2.5 Shawn Marion – 12 games (2004-05 + 2005-06, if you discount the 2005 Playoffs which doesn’t make sense to me)
3. John “Hot Plate” Williams (1990-91), Horncats’ good old friend Rod Higgins (1992-93), Charles Barkley (1993-94 + 1994-95, discounting POs), Penny Hardaway (1994-95 + 1995-96, discounting POs), Gerald Wilkins (1997-98), Earl Watson (2004-05), Jamaal Tinsley (2005-06), Thabo Sefolosha (2013-14 + 2014-15, discounting POs), Lance Stephenson (2014-15), Gary Neal (2014-15).
Let’s just face it – we might have changed our name to the Hornets, but we’re the Lolcats for life. Two names from the same team during the same season on this list is an unbelievable feat. Especially when Gary Neal is by far superior as a shooter than anyone on here, unless you loved Uncle Cliffy’s twilight years.
Neal’s 15-game stretch of 8.5 points per game, 2.9/9.7 FG (29.7%), 0.9/3.7 3PT (23.2%) was one for the ages. Fortunately, he (at least) followed it up going 36.4% from the field against Indy and then eliminating the possibility of joining Clifford Robinson with the 12th game of such bad three-point shooting by hitting two of three against Minnesota.
As for Gary’s whole season (10.5ppg, 3.6/9.9 FG (36.4%), 0.9/3.2 (29.4%)), he’s in the company of a washed up Gilbert Arenas (2010-11), rookie Kemba Walker (2011-12), Warriors version of John Starks (1998-99) and an old and erratic as ever Vernon Maxwell (1999-00) (filters – FG% worse than 37%, more than 9 FGAs, 3PT% worse than 31%, more than 2 3PAs, more than 20 games played). At Neal’s shooting volume, he’s having one of the five worst seasons ever.
I’m sorry, Gary, I don’t have anything against you and I wish your shooting returned to your usual percentages.
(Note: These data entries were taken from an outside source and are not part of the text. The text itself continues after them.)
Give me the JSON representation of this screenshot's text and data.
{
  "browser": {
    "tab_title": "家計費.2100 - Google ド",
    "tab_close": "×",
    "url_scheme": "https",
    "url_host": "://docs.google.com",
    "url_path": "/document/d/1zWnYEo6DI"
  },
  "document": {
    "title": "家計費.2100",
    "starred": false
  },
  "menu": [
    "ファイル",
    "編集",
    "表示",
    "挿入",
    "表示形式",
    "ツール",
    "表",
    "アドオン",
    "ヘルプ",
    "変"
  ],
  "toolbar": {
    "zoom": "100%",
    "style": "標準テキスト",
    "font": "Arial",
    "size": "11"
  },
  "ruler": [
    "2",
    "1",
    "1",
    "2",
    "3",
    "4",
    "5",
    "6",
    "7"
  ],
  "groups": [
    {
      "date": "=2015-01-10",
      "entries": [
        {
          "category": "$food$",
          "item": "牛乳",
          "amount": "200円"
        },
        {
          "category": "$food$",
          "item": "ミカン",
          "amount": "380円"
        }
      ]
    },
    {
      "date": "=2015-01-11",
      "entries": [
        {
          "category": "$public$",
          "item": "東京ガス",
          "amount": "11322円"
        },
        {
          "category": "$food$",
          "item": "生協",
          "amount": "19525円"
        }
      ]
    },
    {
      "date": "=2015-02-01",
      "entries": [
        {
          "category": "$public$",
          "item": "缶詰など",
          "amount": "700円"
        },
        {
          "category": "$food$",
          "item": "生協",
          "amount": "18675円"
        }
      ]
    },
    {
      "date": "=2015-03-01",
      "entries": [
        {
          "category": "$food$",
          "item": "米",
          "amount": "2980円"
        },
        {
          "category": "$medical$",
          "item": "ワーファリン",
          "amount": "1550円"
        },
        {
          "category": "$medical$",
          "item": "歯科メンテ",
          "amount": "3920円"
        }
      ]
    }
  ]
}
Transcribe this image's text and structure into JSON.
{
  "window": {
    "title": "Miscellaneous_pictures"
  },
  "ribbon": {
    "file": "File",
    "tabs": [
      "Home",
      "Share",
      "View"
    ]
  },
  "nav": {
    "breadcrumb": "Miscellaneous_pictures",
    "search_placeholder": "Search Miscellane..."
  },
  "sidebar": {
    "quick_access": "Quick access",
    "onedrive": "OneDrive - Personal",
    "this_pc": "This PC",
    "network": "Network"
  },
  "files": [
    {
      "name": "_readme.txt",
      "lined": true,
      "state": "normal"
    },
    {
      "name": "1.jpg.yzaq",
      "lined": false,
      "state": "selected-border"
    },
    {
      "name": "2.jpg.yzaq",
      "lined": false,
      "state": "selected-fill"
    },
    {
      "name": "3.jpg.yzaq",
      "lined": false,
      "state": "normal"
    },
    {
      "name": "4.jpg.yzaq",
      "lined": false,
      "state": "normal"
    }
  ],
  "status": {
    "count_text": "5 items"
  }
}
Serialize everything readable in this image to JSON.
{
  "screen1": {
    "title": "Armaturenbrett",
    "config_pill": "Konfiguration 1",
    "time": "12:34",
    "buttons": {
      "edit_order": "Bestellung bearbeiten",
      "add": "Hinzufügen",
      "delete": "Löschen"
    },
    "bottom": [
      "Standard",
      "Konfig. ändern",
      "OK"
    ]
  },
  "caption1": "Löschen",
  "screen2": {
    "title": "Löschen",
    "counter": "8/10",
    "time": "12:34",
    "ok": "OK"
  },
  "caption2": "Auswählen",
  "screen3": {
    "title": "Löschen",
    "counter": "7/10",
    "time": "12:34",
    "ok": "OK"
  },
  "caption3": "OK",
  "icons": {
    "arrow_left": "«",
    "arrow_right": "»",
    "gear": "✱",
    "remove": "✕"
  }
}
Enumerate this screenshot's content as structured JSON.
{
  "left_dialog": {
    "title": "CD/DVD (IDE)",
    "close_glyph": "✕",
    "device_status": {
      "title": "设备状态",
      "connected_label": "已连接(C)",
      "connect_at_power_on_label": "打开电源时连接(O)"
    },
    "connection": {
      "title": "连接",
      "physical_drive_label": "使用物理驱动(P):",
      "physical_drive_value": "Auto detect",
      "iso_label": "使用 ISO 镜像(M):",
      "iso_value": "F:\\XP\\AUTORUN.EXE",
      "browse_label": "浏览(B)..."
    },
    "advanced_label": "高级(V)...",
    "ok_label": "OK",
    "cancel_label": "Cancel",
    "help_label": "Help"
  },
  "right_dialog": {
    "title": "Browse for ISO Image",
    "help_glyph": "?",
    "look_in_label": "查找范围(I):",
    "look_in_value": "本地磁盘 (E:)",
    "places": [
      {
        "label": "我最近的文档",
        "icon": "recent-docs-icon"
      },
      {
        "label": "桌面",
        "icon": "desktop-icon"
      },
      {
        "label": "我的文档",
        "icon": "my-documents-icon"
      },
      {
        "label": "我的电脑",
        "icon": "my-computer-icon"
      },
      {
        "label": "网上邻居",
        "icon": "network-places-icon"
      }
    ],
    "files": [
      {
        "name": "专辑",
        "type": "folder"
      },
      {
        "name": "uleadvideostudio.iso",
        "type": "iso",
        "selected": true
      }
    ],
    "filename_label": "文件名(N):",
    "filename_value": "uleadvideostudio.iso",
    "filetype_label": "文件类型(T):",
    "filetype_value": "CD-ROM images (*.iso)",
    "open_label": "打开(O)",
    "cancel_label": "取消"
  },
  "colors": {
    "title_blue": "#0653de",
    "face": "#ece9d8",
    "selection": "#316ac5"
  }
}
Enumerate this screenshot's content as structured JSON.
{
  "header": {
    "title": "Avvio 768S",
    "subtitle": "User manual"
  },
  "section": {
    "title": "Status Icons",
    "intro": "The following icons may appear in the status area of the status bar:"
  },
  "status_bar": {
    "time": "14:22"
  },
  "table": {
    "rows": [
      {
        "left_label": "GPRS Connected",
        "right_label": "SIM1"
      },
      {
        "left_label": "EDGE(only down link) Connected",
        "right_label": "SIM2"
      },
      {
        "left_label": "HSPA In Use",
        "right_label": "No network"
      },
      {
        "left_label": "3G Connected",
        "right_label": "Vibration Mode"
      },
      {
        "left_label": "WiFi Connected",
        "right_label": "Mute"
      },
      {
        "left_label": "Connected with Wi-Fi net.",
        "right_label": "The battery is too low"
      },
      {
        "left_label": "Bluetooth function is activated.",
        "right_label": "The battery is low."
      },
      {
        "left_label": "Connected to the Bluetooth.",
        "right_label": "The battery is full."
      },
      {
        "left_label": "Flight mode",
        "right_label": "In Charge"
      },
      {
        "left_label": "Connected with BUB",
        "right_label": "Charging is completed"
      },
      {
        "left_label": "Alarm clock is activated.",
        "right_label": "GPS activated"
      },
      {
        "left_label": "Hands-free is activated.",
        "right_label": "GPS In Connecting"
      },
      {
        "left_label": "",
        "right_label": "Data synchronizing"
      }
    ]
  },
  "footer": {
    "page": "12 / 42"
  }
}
But this has been a very bad slump. You’ve been a true lolcat…